Kozol’s talk in Alumni Auditorium (Johnson Hall, Room 200) is free and open to the public. His speech will focus on the racial and economic inequities present in our K-12 public school system, the challenges they present to teachers, and the implications for America’s standing as a global leader.
Kozol is best known for his books, most notably Death at an Early Age, the best-selling Amazing Grace: Lives of Children and the Conscience of a Nation, and The Shame of the Nation, which have chronicled the often negligible effects of anti-segregation legislation through the years in public education. The Chicago Sun-Times has called the former Rhodes Scholar "today’s most eloquent spokesman for America’s disenfranchised."
His work has had a profound effect on teaching strategy at all levels. Kozol speaks out against "teaching to the test", arguing that students should be challenged critically and not treated like numbers. Many schools and universities issue Kozol’s books as required reading for future teachers.
Kozol’s works have been awarded the Robert F. Kennedy Book Award, the Conscience in Media Award of the American Society of Journalists and Authors, and the National Book Award in Science, Philosophy, and Religion.

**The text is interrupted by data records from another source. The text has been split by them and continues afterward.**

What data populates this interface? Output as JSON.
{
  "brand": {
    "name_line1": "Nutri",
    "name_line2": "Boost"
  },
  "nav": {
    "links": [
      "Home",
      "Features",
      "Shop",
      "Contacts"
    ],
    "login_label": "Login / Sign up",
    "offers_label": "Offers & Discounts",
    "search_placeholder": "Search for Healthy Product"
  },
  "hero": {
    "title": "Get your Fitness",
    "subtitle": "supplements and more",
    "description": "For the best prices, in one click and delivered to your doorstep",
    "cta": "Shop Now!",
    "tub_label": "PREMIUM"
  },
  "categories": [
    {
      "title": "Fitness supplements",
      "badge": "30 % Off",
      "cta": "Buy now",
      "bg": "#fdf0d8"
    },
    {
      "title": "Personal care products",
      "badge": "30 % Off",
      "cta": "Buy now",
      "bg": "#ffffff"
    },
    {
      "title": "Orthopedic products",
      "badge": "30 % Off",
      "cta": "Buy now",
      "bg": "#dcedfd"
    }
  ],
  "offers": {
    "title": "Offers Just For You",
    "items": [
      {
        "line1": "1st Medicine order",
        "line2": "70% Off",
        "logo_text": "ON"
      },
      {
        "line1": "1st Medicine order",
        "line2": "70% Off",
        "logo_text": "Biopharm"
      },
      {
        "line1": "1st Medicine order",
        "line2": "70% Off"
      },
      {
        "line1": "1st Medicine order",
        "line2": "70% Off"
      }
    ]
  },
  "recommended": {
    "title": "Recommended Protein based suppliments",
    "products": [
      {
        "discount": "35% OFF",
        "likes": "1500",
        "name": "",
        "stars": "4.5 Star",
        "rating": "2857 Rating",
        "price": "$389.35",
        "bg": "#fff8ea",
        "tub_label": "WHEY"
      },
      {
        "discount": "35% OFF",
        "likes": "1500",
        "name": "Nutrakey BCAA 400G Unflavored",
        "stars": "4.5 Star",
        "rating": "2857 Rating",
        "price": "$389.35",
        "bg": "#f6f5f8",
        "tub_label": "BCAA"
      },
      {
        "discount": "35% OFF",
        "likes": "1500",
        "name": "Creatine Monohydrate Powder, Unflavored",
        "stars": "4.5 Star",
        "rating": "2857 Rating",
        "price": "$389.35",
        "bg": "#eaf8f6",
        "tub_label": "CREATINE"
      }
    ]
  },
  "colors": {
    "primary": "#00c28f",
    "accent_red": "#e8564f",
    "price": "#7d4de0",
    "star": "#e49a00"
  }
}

Additionally, Amazing Grace was awarded the Ainsfield-Wolf Book Award, previously given to the works of Dr. Martin Luther King and Langston Hughes. Amazing Grace, about Kozol’s visits to the South Bronx, was hailed by scholars as a classic and praised by Nobel Laureates Toni Morrison and Elie Wiesel.